Exempt work has to be the primary duty of an exempt employee. How can you make sure exempt employees are fulfilling
this requirement? A useful guide is the percentage of time spent performing exempt work. Employees who spend more than 50 percent of their time performing exempt work will generally satisfy the primary duty requirement.
Time alone is not the sole test. There is no specific requirement that exempt employees spend more than 50 percent of
their time performing exempt work. Employees who do not meet the percentage of time standard for exempt duties could still meet the primary duty requirement if other factors support such a conclusion.
Concurrent Exempt and Non Exempt Work
The concurrent performance of exempt and nonexempt work does not disqualify an employee from being classified as
exempt.
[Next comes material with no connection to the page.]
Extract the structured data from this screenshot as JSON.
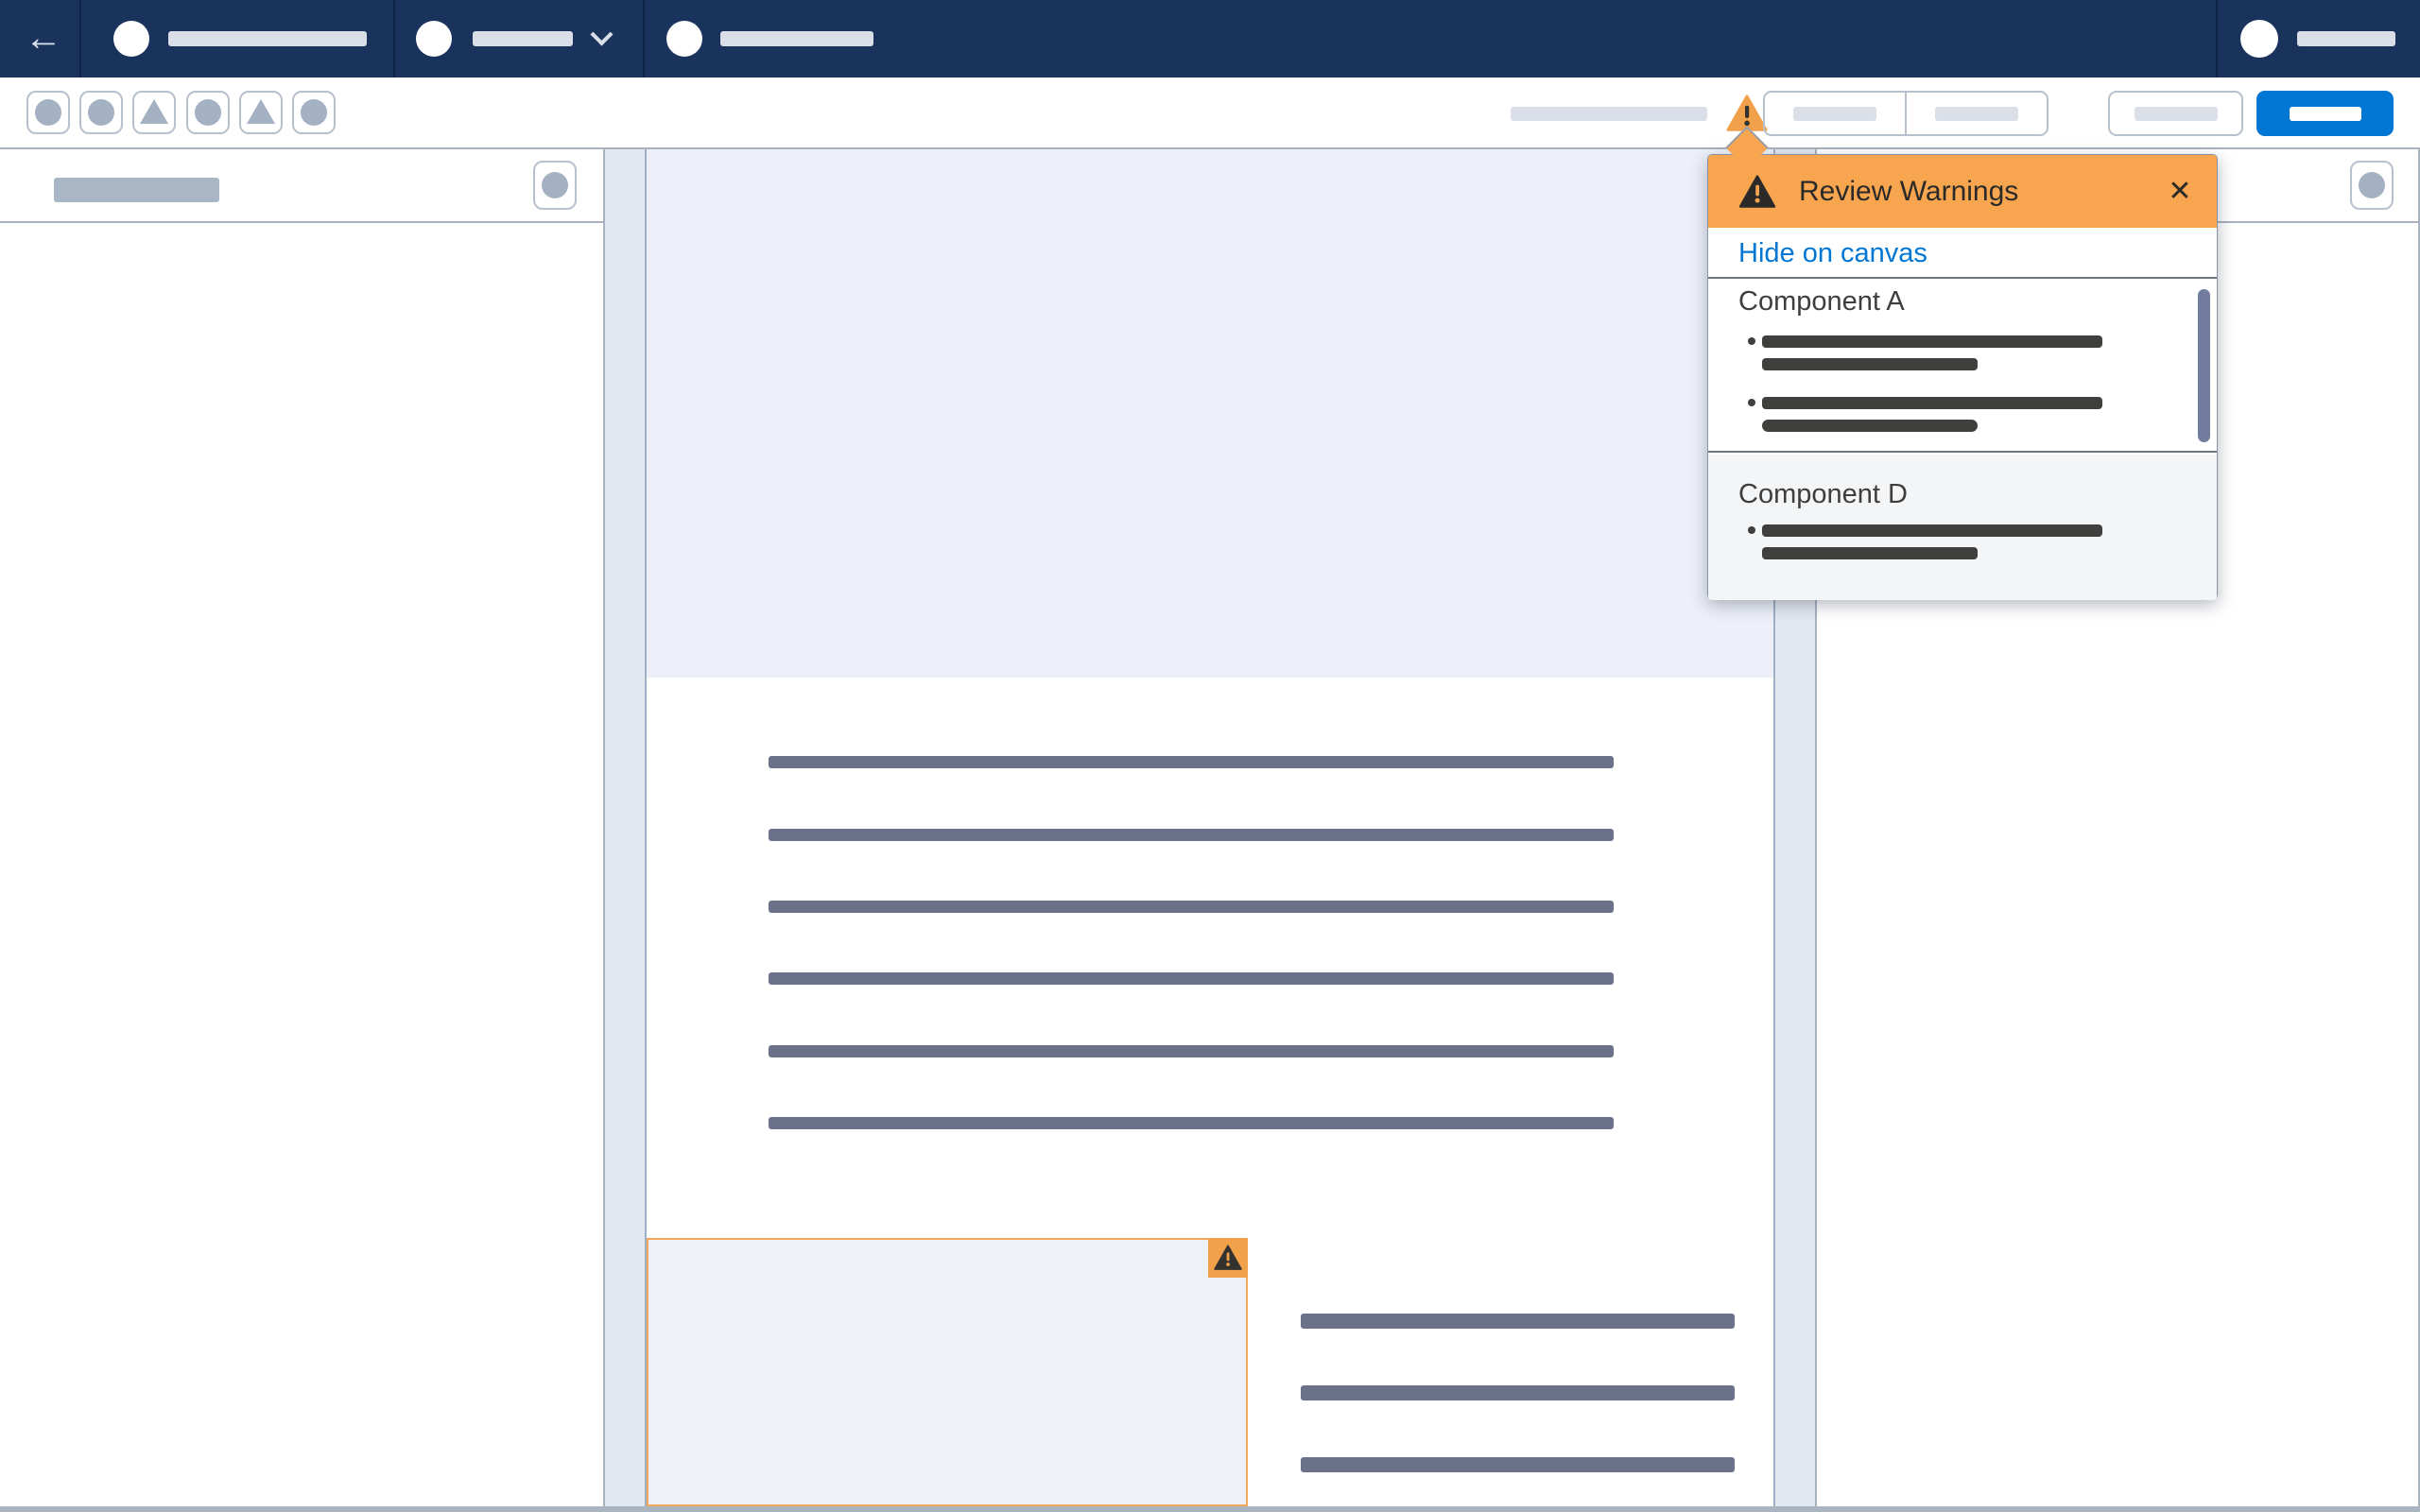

The regulations allow concurrent duties because, generally, exempt employees decide for themselves when to perform nonexempt duties. They continue to be responsible for the success of business operations under their management
while performing the nonexempt work.
Nonexempt employees generally follow the directions of a supervisor to perform the nonexempt work or perform the
nonexempt work for defined time periods. For example, an exempt facilities manager will sweep the floor when he or she desires or needs to do so. A nonexempt maintenance employee, on the other hand, will sweep the floor at the order of the facilities manager.
Exempt individuals may, as part of their jobs, perform certain nonexempt work that is "directly and closely related" to the performance of exempt work. In the regulations, this phrase refers to tasks that contribute to or facilitate the performance of exempt work, such as:
Also considered to be exempt work are occasional, infrequently recurring tasks that cannot practicably be performed by nonexempt employees, but are the means for an exempt employee to properly carry out exempt functions and responsibilities. When determining whether task qualify as exempt work, there are several factors to consider, including:
The Emergency Exception
An exempt employee will not lose the exemption by performing work of a normally nonexempt nature due to an emergency. However, DOL takes the word "emergency" seriously: the situation must be out of the employer's control and must meet at least one of the following criteria:
In situations like these, work performed to prevent such outcomes is considered exempt work.